= What needs to be done =
I would like you to output every record below exactly, apart from the pictures.

===== Records provided

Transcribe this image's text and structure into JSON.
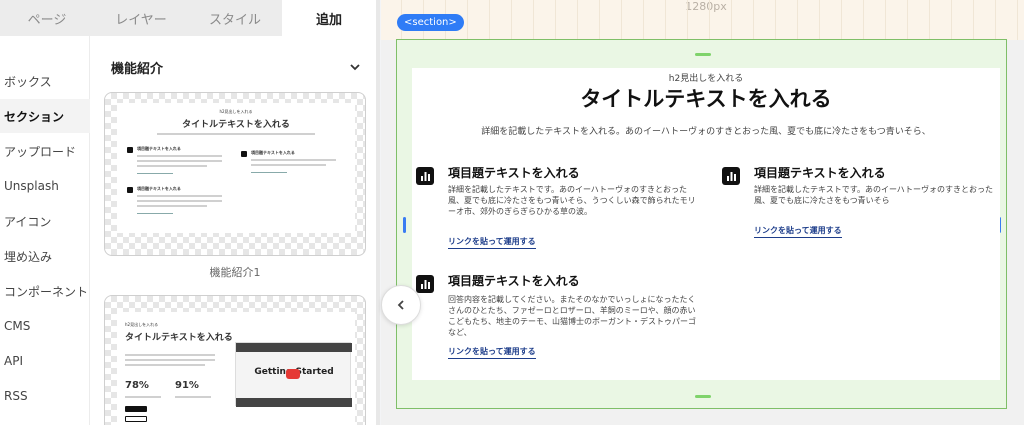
{
  "tabs": [
    {
      "label": "ページ"
    },
    {
      "label": "レイヤー"
    },
    {
      "label": "スタイル"
    },
    {
      "label": "追加"
    }
  ],
  "categories": [
    {
      "label": "ボックス"
    },
    {
      "label": "セクション"
    },
    {
      "label": "アップロード"
    },
    {
      "label": "Unsplash"
    },
    {
      "label": "アイコン"
    },
    {
      "label": "埋め込み"
    },
    {
      "label": "コンポーネント"
    },
    {
      "label": "CMS"
    },
    {
      "label": "API"
    },
    {
      "label": "RSS"
    }
  ],
  "group": {
    "title": "機能紹介"
  },
  "cards": [
    {
      "label": "機能紹介1",
      "h2": "h2見出しを入れる",
      "title": "タイトルテキストを入れる",
      "feature_title": "項目題テキストを入れる"
    },
    {
      "h2": "h2見出しを入れる",
      "title": "タイトルテキストを入れる",
      "stat1": "78%",
      "stat2": "91%",
      "video_title": "Getting Started"
    }
  ],
  "canvas": {
    "ruler_label": "1280px",
    "section_tag": "<section>",
    "h2": "h2見出しを入れる",
    "title": "タイトルテキストを入れる",
    "subtitle": "詳細を記載したテキストを入れる。あのイーハトーヴォのすきとおった風、夏でも底に冷たさをもつ青いそら、",
    "features": [
      {
        "title": "項目題テキストを入れる",
        "body": "詳細を記載したテキストです。あのイーハトーヴォのすきとおった風、夏でも底に冷たさをもつ青いそら、うつくしい森で飾られたモリーオ市、郊外のぎらぎらひかる草の波。",
        "link": "リンクを貼って運用する"
      },
      {
        "title": "項目題テキストを入れる",
        "body": "詳細を記載したテキストです。あのイーハトーヴォのすきとおった風、夏でも底に冷たさをもつ青いそら",
        "link": "リンクを貼って運用する"
      },
      {
        "title": "項目題テキストを入れる",
        "body": "回答内容を記載してください。またそのなかでいっしょになったたくさんのひとたち、ファゼーロとロザーロ、羊飼のミーロや、顔の赤いこどもたち、地主のテーモ、山猫博士のボーガント・デストゥパーゴなど、",
        "link": "リンクを貼って運用する"
      }
    ]
  },
  "colors": {
    "accent": "#2f7cf6",
    "section_border": "#7fbf68",
    "section_fill": "#eaf7e4",
    "link": "#1d3d8a"
  }
}
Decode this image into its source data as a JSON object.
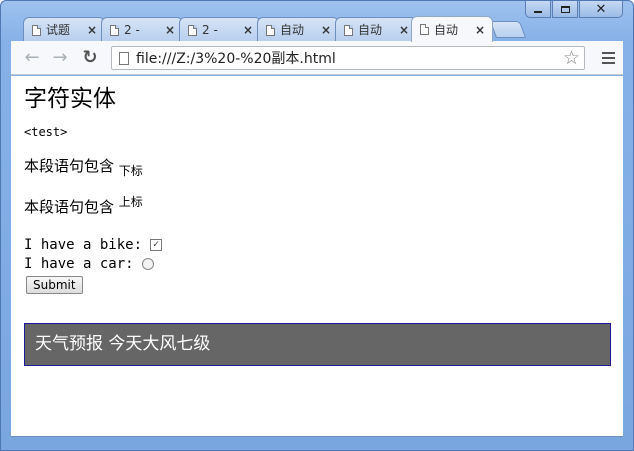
{
  "tabs": [
    {
      "title": "试题",
      "active": false
    },
    {
      "title": "2 - ",
      "active": false
    },
    {
      "title": "2 - ",
      "active": false
    },
    {
      "title": "自动",
      "active": false
    },
    {
      "title": "自动",
      "active": false
    },
    {
      "title": "自动",
      "active": true
    }
  ],
  "tab_close_glyph": "×",
  "toolbar": {
    "back_glyph": "←",
    "forward_glyph": "→",
    "reload_glyph": "↻",
    "url": "file:///Z:/3%20-%20副本.html",
    "star_glyph": "☆"
  },
  "page": {
    "heading": "字符实体",
    "entity_text": "<test>",
    "line1_text": "本段语句包含",
    "line1_sub": "下标",
    "line2_text": "本段语句包含",
    "line2_sup": "上标",
    "bike_label": "I have a bike:",
    "bike_checked": true,
    "car_label": "I have a car:",
    "submit_label": "Submit",
    "weather_text": "天气预报 今天大风七级"
  },
  "colors": {
    "weather_bg": "#666666",
    "weather_border": "#1a1a9a",
    "frame": "#86b1e8"
  }
}
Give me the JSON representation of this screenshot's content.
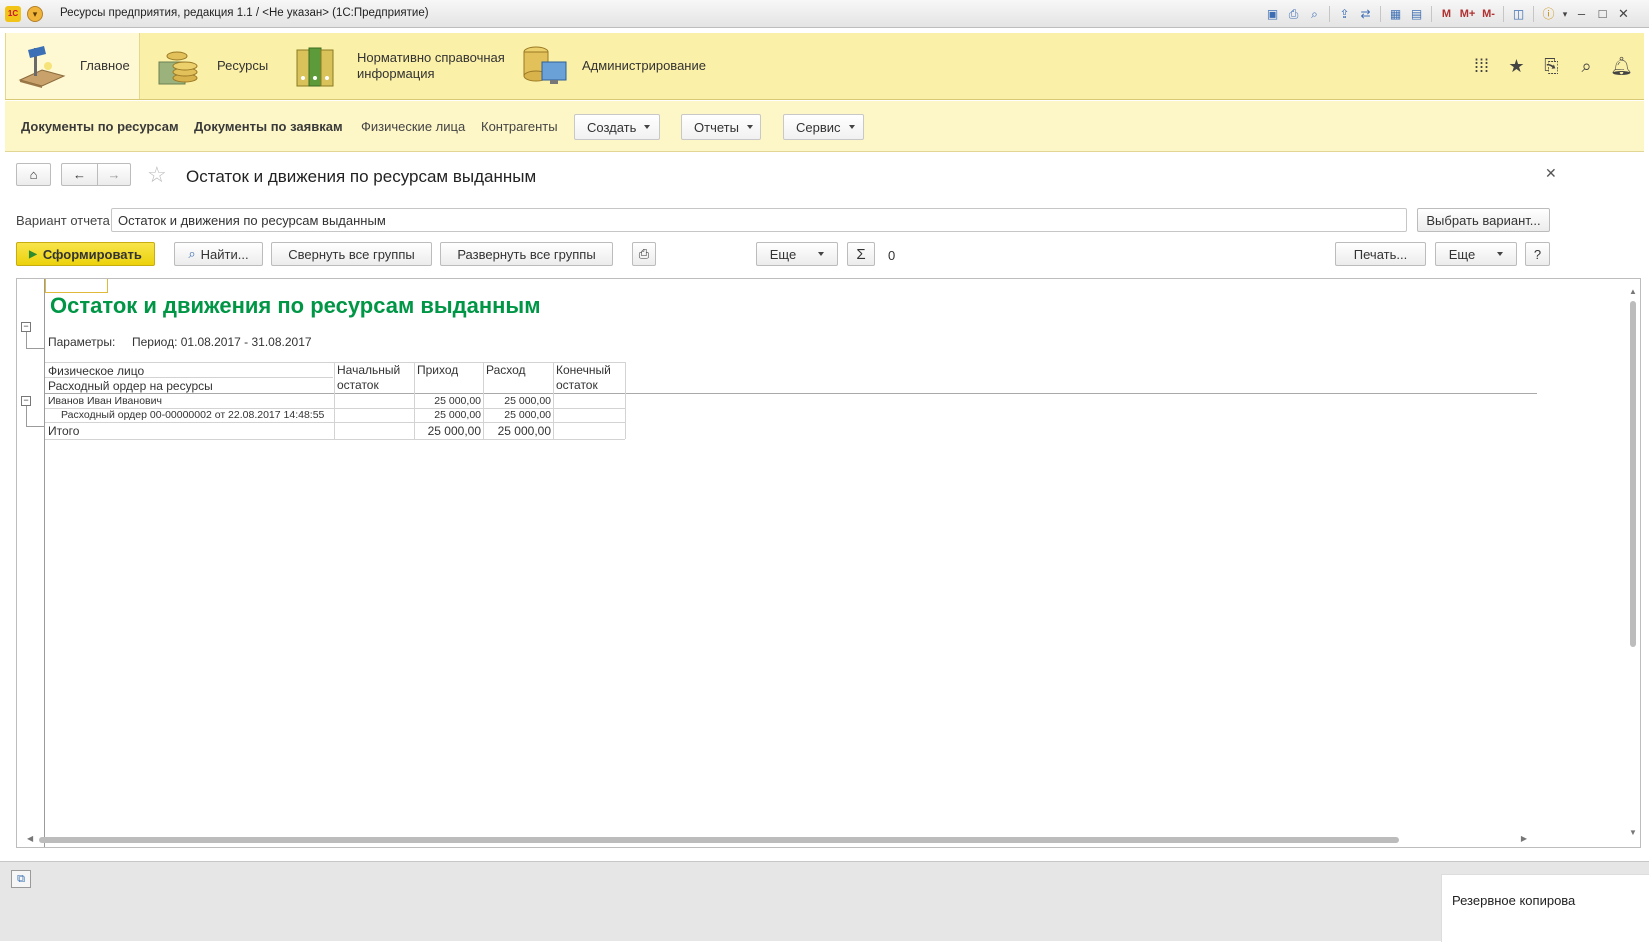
{
  "window": {
    "title": "Ресурсы предприятия, редакция 1.1 / <Не указан>  (1С:Предприятие)",
    "logo_text": "1С",
    "toolbar_m": [
      "M",
      "M+",
      "M-"
    ]
  },
  "sections": [
    {
      "label": "Главное",
      "icon": "desk-lamp-icon",
      "active": true
    },
    {
      "label": "Ресурсы",
      "icon": "coins-icon",
      "active": false
    },
    {
      "label": "Нормативно справочная\nинформация",
      "icon": "binders-icon",
      "active": false
    },
    {
      "label": "Администрирование",
      "icon": "database-computer-icon",
      "active": false
    }
  ],
  "subnav": {
    "links": [
      "Документы по ресурсам",
      "Документы по заявкам",
      "Физические лица",
      "Контрагенты"
    ],
    "menus": [
      "Создать",
      "Отчеты",
      "Сервис"
    ]
  },
  "form": {
    "title": "Остаток и движения по ресурсам выданным",
    "variant_label": "Вариант отчета:",
    "variant_value": "Остаток и движения по ресурсам выданным",
    "choose_variant": "Выбрать вариант...",
    "generate": "Сформировать",
    "find": "Найти...",
    "collapse_all": "Свернуть все группы",
    "expand_all": "Развернуть все группы",
    "more": "Еще",
    "sum_value": "0",
    "print": "Печать...",
    "more2": "Еще",
    "help": "?"
  },
  "report": {
    "title": "Остаток и движения по ресурсам выданным",
    "params_label": "Параметры:",
    "period": "Период: 01.08.2017 - 31.08.2017",
    "headers": {
      "col1_line1": "Физическое лицо",
      "col1_line2": "Расходный ордер на ресурсы",
      "col2": "Начальный\nостаток",
      "col3": "Приход",
      "col4": "Расход",
      "col5": "Конечный\nостаток"
    },
    "rows": [
      {
        "name": "Иванов Иван Иванович",
        "start": "",
        "in": "25 000,00",
        "out": "25 000,00",
        "end": ""
      },
      {
        "name": "Расходный ордер 00-00000002 от 22.08.2017 14:48:55",
        "start": "",
        "in": "25 000,00",
        "out": "25 000,00",
        "end": ""
      }
    ],
    "total": {
      "name": "Итого",
      "start": "",
      "in": "25 000,00",
      "out": "25 000,00",
      "end": ""
    }
  },
  "statusbar": {
    "notification": "Резервное копирова"
  },
  "colors": {
    "section_bg": "#fbf0a7",
    "report_title": "#009646",
    "primary_button": "#ecd20c"
  }
}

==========

= Solution to the problem =
Transcribe this image's text and structure into JSON.
{
  "tabs": [
    {
      "label": "ページ"
    },
    {
      "label": "レイヤー"
    },
    {
      "label": "スタイル"
    },
    {
      "label": "追加"
    }
  ],
  "categories": [
    {
      "label": "ボックス"
    },
    {
      "label": "セクション"
    },
    {
      "label": "アップロード"
    },
    {
      "label": "Unsplash"
    },
    {
      "label": "アイコン"
    },
    {
      "label": "埋め込み"
    },
    {
      "label": "コンポーネント"
    },
    {
      "label": "CMS"
    },
    {
      "label": "API"
    },
    {
      "label": "RSS"
    }
  ],
  "group": {
    "title": "機能紹介"
  },
  "cards": [
    {
      "label": "機能紹介1",
      "h2": "h2見出しを入れる",
      "title": "タイトルテキストを入れる",
      "feature_title": "項目題テキストを入れる"
    },
    {
      "h2": "h2見出しを入れる",
      "title": "タイトルテキストを入れる",
      "stat1": "78%",
      "stat2": "91%",
      "video_title": "Getting Started"
    }
  ],
  "canvas": {
    "ruler_label": "1280px",
    "section_tag": "<section>",
    "h2": "h2見出しを入れる",
    "title": "タイトルテキストを入れる",
    "subtitle": "詳細を記載したテキストを入れる。あのイーハトーヴォのすきとおった風、夏でも底に冷たさをもつ青いそら、",
    "features": [
      {
        "title": "項目題テキストを入れる",
        "body": "詳細を記載したテキストです。あのイーハトーヴォのすきとおった風、夏でも底に冷たさをもつ青いそら、うつくしい森で飾られたモリーオ市、郊外のぎらぎらひかる草の波。",
        "link": "リンクを貼って運用する"
      },
      {
        "title": "項目題テキストを入れる",
        "body": "詳細を記載したテキストです。あのイーハトーヴォのすきとおった風、夏でも底に冷たさをもつ青いそら",
        "link": "リンクを貼って運用する"
      },
      {
        "title": "項目題テキストを入れる",
        "body": "回答内容を記載してください。またそのなかでいっしょになったたくさんのひとたち、ファゼーロとロザーロ、羊飼のミーロや、顔の赤いこどもたち、地主のテーモ、山猫博士のボーガント・デストゥパーゴなど、",
        "link": "リンクを貼って運用する"
      }
    ]
  },
  "colors": {
    "accent": "#2f7cf6",
    "section_border": "#7fbf68",
    "section_fill": "#eaf7e4",
    "link": "#1d3d8a"
  }
}
Decode this image into its source data as a JSON object.
{
  "tabs": [
    {
      "title": "试题",
      "active": false
    },
    {
      "title": "2 - ",
      "active": false
    },
    {
      "title": "2 - ",
      "active": false
    },
    {
      "title": "自动",
      "active": false
    },
    {
      "title": "自动",
      "active": false
    },
    {
      "title": "自动",
      "active": true
    }
  ],
  "tab_close_glyph": "×",
  "toolbar": {
    "back_glyph": "←",
    "forward_glyph": "→",
    "reload_glyph": "↻",
    "url": "file:///Z:/3%20-%20副本.html",
    "star_glyph": "☆"
  },
  "page": {
    "heading": "字符实体",
    "entity_text": "<test>",
    "line1_text": "本段语句包含",
    "line1_sub": "下标",
    "line2_text": "本段语句包含",
    "line2_sup": "上标",
    "bike_label": "I have a bike:",
    "bike_checked": true,
    "car_label": "I have a car:",
    "submit_label": "Submit",
    "weather_text": "天气预报 今天大风七级"
  },
  "colors": {
    "weather_bg": "#666666",
    "weather_border": "#1a1a9a",
    "frame": "#86b1e8"
  }
}
Give me the JSON representation of this screenshot's content.
{
  "window": {
    "title": "Ресурсы предприятия, редакция 1.1 / <Не указан>  (1С:Предприятие)",
    "logo_text": "1С",
    "toolbar_m": [
      "M",
      "M+",
      "M-"
    ]
  },
  "sections": [
    {
      "label": "Главное",
      "icon": "desk-lamp-icon",
      "active": true
    },
    {
      "label": "Ресурсы",
      "icon": "coins-icon",
      "active": false
    },
    {
      "label": "Нормативно справочная\nинформация",
      "icon": "binders-icon",
      "active": false
    },
    {
      "label": "Администрирование",
      "icon": "database-computer-icon",
      "active": false
    }
  ],
  "subnav": {
    "links": [
      "Документы по ресурсам",
      "Документы по заявкам",
      "Физические лица",
      "Контрагенты"
    ],
    "menus": [
      "Создать",
      "Отчеты",
      "Сервис"
    ]
  },
  "form": {
    "title": "Остаток и движения по ресурсам выданным",
    "variant_label": "Вариант отчета:",
    "variant_value": "Остаток и движения по ресурсам выданным",
    "choose_variant": "Выбрать вариант...",
    "generate": "Сформировать",
    "find": "Найти...",
    "collapse_all": "Свернуть все группы",
    "expand_all": "Развернуть все группы",
    "more": "Еще",
    "sum_value": "0",
    "print": "Печать...",
    "more2": "Еще",
    "help": "?"
  },
  "report": {
    "title": "Остаток и движения по ресурсам выданным",
    "params_label": "Параметры:",
    "period": "Период: 01.08.2017 - 31.08.2017",
    "headers": {
      "col1_line1": "Физическое лицо",
      "col1_line2": "Расходный ордер на ресурсы",
      "col2": "Начальный\nостаток",
      "col3": "Приход",
      "col4": "Расход",
      "col5": "Конечный\nостаток"
    },
    "rows": [
      {
        "name": "Иванов Иван Иванович",
        "start": "",
        "in": "25 000,00",
        "out": "25 000,00",
        "end": ""
      },
      {
        "name": "Расходный ордер 00-00000002 от 22.08.2017 14:48:55",
        "start": "",
        "in": "25 000,00",
        "out": "25 000,00",
        "end": ""
      }
    ],
    "total": {
      "name": "Итого",
      "start": "",
      "in": "25 000,00",
      "out": "25 000,00",
      "end": ""
    }
  },
  "statusbar": {
    "notification": "Резервное копирова"
  },
  "colors": {
    "section_bg": "#fbf0a7",
    "report_title": "#009646",
    "primary_button": "#ecd20c"
  }
}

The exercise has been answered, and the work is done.